state sponsors of Assad, Russia and Iran," he said. "In addition, further devastation brought by the earthquake and the worsening of the humanitarian crisis will increase the overall cost of the reconstruction process."
Oman, for its part, has long opposed regional and international efforts to isolate the Syrian government, said Cafiero. "Having never severed diplomatic relations with Damascus throughout the Syrian crisis, Muscat has been engaging Assad’s regime for years and trying to help the parties in Syria move toward a political resolution and lasting peace," he told MEE.
The shift to rehabilitate Assad also saw Egypt's President Abdel Fattah el-Sisi speak by phone for the first time following the earthquake.
Hopes that the prospects for opening up would temper Assad's attempts to seize back rebel-held Idlib and reduce hostilities were dashed as Damascus bombed opposition-held areas hours after the earthquake.

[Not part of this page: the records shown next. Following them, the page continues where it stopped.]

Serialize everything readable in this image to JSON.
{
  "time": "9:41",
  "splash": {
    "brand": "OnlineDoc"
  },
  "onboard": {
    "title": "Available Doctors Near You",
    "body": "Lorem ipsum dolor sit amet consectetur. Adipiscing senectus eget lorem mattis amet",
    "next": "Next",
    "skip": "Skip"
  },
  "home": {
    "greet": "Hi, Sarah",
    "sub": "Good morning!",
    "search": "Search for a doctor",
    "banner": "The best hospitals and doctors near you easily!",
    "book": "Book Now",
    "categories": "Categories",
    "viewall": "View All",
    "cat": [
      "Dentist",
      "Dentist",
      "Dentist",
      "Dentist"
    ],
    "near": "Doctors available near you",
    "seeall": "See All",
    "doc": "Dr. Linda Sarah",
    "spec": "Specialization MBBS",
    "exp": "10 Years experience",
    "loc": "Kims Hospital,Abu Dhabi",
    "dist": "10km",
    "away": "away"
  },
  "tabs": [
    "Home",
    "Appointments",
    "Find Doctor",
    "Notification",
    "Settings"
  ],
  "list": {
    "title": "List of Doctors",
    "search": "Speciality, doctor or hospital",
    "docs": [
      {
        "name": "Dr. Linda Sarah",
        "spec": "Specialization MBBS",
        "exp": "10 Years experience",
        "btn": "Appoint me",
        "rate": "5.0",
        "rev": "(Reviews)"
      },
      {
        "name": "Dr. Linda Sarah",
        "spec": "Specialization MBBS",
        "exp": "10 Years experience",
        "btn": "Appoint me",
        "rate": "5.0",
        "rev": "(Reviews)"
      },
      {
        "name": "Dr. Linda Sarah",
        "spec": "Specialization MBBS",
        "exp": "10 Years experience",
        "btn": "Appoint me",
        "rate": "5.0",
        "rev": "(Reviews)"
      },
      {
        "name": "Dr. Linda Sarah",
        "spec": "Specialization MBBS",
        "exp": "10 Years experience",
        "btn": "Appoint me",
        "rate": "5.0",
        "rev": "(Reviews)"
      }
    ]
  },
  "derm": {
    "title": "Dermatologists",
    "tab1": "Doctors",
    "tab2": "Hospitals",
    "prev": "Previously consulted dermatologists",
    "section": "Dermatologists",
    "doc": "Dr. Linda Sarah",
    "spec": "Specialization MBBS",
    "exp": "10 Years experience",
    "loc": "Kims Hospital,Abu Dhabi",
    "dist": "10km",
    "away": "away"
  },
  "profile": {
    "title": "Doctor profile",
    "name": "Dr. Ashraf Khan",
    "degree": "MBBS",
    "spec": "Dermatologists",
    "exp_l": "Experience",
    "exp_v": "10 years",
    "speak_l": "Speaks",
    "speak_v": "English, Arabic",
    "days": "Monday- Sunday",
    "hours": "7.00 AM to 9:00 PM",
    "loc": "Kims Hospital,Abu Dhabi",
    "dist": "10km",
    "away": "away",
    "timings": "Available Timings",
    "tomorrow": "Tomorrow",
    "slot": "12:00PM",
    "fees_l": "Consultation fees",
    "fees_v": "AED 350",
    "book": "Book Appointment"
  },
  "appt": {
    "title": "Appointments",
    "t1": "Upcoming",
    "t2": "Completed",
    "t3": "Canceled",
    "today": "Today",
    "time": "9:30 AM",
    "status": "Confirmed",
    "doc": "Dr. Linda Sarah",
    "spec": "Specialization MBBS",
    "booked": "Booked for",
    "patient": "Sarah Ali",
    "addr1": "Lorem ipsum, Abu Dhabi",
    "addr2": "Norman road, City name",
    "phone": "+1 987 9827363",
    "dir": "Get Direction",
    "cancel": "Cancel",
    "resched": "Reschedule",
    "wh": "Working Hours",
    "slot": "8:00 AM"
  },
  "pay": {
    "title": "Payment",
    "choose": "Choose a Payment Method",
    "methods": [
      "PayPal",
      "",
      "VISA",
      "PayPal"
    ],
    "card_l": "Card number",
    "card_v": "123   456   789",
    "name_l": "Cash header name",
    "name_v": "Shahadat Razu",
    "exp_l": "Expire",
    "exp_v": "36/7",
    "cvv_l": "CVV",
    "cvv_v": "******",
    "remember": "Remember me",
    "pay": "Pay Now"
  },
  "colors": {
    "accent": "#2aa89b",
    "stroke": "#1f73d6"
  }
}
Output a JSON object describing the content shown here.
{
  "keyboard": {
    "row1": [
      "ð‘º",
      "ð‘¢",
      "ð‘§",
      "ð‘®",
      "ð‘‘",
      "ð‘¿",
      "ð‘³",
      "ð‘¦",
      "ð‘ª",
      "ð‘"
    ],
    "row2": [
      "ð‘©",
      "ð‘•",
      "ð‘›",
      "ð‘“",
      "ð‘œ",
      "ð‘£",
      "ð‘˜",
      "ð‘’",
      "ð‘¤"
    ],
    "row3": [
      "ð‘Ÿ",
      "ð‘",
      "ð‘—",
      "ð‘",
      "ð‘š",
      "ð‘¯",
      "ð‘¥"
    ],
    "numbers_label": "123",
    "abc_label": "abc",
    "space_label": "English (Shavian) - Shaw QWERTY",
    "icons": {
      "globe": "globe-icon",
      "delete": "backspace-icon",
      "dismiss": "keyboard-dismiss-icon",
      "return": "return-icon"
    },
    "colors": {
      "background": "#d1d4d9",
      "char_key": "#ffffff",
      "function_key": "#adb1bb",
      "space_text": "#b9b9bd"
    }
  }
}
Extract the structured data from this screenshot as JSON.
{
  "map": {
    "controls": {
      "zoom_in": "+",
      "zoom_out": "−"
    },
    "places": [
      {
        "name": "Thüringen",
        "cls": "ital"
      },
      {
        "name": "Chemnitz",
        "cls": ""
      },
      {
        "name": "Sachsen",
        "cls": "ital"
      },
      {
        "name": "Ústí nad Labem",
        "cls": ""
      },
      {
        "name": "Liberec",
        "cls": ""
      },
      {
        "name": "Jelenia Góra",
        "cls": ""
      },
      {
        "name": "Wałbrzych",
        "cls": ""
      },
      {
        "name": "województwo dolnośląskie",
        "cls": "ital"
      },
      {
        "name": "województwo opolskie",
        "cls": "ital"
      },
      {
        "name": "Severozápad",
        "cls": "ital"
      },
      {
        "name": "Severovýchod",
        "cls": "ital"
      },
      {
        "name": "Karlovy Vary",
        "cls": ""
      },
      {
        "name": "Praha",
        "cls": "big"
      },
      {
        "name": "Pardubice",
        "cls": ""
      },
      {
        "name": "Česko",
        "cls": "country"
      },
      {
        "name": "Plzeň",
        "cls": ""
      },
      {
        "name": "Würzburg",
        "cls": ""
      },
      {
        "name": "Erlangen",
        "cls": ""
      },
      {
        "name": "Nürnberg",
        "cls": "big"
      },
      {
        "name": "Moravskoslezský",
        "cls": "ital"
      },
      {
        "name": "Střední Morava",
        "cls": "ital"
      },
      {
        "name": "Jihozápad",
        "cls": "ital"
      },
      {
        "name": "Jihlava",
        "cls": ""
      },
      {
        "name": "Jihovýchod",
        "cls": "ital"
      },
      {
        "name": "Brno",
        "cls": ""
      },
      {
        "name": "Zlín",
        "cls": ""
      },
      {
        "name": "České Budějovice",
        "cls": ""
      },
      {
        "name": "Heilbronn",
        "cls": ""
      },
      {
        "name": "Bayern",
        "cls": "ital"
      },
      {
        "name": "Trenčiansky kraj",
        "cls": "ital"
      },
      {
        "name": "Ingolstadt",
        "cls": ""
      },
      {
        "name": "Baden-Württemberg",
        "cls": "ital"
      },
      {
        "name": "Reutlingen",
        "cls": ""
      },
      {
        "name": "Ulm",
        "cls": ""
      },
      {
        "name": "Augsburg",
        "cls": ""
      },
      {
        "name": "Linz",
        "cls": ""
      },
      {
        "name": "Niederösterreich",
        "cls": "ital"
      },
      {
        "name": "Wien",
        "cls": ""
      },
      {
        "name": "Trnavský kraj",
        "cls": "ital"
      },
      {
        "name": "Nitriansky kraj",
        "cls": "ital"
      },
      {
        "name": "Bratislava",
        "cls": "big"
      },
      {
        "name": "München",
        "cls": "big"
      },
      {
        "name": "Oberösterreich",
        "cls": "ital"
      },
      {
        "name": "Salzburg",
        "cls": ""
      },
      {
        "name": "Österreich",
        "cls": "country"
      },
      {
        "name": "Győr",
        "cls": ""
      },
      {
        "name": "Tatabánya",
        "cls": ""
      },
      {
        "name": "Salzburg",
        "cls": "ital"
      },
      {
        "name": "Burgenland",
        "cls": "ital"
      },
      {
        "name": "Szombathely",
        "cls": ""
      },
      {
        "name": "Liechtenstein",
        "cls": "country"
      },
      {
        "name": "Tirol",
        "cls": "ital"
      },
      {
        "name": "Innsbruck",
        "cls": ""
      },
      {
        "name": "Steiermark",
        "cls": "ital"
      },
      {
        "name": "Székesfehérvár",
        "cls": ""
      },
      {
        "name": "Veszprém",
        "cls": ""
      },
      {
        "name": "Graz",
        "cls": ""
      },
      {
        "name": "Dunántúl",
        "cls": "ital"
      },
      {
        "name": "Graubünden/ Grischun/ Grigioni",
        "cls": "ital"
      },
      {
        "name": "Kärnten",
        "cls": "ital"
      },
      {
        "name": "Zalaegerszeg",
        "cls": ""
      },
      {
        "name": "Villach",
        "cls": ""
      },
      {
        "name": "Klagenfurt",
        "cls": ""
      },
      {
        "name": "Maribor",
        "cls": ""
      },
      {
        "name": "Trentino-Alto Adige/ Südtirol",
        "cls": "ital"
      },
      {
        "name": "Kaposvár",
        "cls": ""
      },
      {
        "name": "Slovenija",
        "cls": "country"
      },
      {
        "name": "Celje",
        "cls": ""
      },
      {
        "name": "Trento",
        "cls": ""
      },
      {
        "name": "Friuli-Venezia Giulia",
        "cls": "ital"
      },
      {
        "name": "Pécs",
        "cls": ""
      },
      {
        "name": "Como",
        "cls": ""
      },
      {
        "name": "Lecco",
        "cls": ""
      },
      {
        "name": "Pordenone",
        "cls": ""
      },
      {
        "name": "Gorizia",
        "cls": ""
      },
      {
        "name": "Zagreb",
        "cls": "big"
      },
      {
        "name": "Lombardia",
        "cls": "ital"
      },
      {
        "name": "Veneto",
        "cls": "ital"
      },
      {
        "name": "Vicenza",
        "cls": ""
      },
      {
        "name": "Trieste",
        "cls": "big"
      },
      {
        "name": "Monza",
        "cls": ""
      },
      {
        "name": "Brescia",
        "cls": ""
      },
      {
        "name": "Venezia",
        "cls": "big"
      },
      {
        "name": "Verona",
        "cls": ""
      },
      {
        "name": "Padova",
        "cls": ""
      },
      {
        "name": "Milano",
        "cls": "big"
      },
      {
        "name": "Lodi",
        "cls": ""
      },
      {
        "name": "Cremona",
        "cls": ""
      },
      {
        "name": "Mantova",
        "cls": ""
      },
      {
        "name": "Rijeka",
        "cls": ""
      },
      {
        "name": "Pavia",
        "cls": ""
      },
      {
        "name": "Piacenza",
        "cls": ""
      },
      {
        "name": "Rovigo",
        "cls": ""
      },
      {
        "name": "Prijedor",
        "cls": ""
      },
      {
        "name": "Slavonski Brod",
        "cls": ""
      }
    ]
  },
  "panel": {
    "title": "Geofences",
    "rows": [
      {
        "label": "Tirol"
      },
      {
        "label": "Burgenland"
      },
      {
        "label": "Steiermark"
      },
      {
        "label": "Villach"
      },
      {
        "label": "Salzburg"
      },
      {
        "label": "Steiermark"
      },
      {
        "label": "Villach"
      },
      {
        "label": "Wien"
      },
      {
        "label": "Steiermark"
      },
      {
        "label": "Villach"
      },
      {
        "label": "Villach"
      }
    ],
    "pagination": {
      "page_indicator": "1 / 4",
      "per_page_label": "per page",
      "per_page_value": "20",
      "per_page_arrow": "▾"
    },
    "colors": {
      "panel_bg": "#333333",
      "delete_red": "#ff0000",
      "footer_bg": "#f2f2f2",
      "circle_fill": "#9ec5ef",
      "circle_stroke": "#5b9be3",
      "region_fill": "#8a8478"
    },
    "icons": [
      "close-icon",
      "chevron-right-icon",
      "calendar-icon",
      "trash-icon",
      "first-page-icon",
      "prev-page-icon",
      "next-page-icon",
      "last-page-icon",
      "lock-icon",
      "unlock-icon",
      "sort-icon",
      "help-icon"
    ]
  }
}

Cafiero argues that the current warming between Assad’s government and various Arab states illustrates that the regional governments are engaging with each other "in pragmatic ways which are quite transactional and less focused on promoting ideological agendas or standing up for various causes at the expense of other interests.”
While the UAE has pledged more than $100m in aid to Syria and Assad’s red carpet treatment in Muscat are notable diplomatic victories, Damascus will be buoyed by the idea that other regional governments could follow suit.
The political cost of meeting Assad in the region is diminishing fast, but Cafiero believes that “his grand prize will be having Syria back in the Arab League”.